In Sussex, there were three place-based pilot sites collating data to enable evaluation of the pathway, which resulted in 2,683 text messages being sent. A total of 1,519 responses were received, equating to a response rate of 56.6%. Of the respondents, around half chose to attend a pharmacy for further intervention and half of the respondents had access to their own BP monitor.

From the place-based pilots, 77 patients were newly diagnosed with hypertension and treated to target. Sussex is our flagship area with the highest uptake of GP practices and PCNs participating.  

The pathway has been used to successfully detect undiagnosed hypertension using digital technology to increase capacity for BP management across primary care. It has also been used to treat hypertension to target thresholds. This supports primary and secondary prevention in primary care​[10]​. There is the opportunity to signpost patients such that they may engage with lifestyle services, such as smoking cessation. Recognising pressures on the GP workforce, the pathway was designed so that GP review is only needed once hypertension has been diagnosed. This means that further investigations as needed and pharmacological management may be initiated by the patient’s own GP.  

This pathway has created an opportunity to link the community pharmacy BP check service with bp@home initiatives, as well as health inequalities work. For the latter, we have actively engaged with those GP practices and PCNs in the most deprived areas of Sussex that are not achieving targets as per quality and outcomes framework data and those with increased levels of personalised care adjustments or exception reporting.

Importantly, teams have been able to build relationships across primary care for the benefit of patients with a patient-centred approach. We believe this is the first time we have seen collaboration in this way linking primary care services with community pharmacy initiatives.

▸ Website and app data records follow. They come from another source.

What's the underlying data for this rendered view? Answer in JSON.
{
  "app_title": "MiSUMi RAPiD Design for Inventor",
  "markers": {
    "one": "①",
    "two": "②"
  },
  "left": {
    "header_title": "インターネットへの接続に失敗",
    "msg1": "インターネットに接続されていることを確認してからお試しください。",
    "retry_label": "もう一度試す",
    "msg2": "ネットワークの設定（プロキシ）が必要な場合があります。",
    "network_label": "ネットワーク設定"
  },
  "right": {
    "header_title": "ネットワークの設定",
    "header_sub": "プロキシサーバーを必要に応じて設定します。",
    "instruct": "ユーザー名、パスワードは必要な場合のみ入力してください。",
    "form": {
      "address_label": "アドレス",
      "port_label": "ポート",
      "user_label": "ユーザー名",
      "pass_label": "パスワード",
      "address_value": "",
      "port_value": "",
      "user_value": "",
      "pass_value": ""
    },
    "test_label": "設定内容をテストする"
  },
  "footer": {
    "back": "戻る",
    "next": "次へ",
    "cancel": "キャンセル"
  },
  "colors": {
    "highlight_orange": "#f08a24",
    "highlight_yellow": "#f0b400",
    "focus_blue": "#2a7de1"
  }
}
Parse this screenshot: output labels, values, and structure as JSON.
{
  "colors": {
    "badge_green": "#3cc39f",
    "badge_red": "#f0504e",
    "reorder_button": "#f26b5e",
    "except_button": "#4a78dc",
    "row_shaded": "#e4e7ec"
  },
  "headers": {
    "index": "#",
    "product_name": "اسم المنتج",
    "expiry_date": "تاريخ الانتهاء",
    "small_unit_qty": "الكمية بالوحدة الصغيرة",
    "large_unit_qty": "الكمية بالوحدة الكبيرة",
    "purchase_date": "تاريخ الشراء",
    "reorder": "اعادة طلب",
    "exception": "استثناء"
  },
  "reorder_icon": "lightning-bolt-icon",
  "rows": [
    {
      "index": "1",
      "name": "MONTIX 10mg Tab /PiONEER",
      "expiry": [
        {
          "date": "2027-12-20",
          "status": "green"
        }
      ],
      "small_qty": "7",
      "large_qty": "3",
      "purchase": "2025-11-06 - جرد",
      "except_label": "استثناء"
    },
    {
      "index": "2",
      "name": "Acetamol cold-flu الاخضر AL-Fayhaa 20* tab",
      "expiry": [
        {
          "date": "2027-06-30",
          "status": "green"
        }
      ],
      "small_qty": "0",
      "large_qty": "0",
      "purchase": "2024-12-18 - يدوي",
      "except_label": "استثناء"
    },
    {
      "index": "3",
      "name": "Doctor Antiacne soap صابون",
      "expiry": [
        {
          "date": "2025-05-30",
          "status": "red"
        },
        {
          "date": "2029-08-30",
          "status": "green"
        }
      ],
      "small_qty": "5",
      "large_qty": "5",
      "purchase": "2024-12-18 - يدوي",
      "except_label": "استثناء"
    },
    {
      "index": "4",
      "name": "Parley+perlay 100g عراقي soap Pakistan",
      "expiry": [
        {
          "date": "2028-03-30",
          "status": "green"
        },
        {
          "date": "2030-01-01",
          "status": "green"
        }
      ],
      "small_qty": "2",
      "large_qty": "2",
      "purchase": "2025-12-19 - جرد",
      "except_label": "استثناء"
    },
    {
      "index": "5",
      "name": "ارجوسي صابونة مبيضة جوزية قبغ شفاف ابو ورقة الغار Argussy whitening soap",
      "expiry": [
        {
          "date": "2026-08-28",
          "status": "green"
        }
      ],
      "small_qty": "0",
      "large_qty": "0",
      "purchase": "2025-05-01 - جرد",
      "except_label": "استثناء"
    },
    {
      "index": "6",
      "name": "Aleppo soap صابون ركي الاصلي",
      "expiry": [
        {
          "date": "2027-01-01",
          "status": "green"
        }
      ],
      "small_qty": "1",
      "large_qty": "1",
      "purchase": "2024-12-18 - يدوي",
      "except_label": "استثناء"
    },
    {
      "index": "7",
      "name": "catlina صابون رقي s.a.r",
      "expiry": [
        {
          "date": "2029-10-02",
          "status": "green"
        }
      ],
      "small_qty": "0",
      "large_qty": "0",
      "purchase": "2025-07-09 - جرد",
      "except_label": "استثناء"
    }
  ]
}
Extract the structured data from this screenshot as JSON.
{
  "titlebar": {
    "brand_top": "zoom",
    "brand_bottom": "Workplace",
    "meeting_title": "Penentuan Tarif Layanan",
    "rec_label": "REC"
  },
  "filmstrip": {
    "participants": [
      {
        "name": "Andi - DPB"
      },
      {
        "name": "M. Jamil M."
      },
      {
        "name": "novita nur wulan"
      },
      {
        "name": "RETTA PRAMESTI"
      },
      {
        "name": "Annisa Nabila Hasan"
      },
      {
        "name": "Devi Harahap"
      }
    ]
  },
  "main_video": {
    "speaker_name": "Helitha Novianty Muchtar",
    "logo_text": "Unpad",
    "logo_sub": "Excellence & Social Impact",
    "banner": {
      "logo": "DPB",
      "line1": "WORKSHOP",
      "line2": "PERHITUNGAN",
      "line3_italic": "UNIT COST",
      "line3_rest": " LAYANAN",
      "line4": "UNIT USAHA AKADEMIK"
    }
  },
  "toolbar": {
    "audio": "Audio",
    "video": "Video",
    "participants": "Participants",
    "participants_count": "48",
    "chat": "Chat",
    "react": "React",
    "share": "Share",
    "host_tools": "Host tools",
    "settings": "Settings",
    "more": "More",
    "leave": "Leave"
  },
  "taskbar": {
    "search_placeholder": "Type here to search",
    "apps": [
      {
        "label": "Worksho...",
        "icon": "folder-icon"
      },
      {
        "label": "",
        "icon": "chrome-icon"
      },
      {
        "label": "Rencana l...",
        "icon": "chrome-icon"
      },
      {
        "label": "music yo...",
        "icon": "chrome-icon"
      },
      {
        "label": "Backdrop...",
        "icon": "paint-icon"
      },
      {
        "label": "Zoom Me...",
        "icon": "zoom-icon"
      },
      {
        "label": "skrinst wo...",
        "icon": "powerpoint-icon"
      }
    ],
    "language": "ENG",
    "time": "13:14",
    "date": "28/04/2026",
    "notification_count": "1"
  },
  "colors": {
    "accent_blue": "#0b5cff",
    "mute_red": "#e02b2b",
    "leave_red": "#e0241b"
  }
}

We have received positive feedback from the 9 PCNs and 38 practices we have supported with this work. 

As the pathway continues to roll out, we will see the expansion of cohort identification and the utilisation of digital tools to support the delivery of high-quality healthcare to the population, and the delivery of the priority objectives outlined in the ‘NHS long-term plan’, such as empowering people, supporting health and care professionals, supporting clinical care, and improving population health.  

The vision remains that this becomes a ‘business-as-usual activity’ and is the start of the journey towards a fully inclusive, digital, collaborative primary care team.  

Marie Hockley, deputy chief officer at Community Pharmacy Surrey and Sussex; and Suneeta Kochhar, clinical lead for CVD prevention at NHS Sussex

  1. 1
    PSNC hypertension case-finding service. Pharmaceutical Services Negotiating Committee. 2021. (accessed Jun 2023).
  2. 2
    Advanced services. Community Pharmacy Surrey and Sussex. (accessed Jun 2023).
  3. 3
  4. 4
    How to implement the AccuRx Pathway. Community Pharmacy Surrey and Sussex. (accessed Jun 2023).
  5. 5
    NICE shared decision making. National Institute for Health and Care Excellence. (accessed Jun 2023).
  6. 6
    Florey: Blood Pressure Florey Questionnaire screenshots. AccuRx. (accessed Jun 2023).
  7. 7
    Ardens Support. Ardens. (accessed Jun 2023).
  8. 8
  9. 9
    Hypertension in adults: diagnosis and management NICE guideline [NG136]. National Institute for Health and Care Excellence. 2019. (accessed Jun 2023).
  10. 10
    Core20PLUS5 (adults) – an approach to reducing healthcare inequalities. NHS England. (accessed Jun 2023).
Last updated
The Pharmaceutical Journal, PJ, June 2023, Vol 310, No 7974;310(7974)::DOI:10.1211/PJ.2023.1.187926

    Please leave a comment 

    You may also be interested in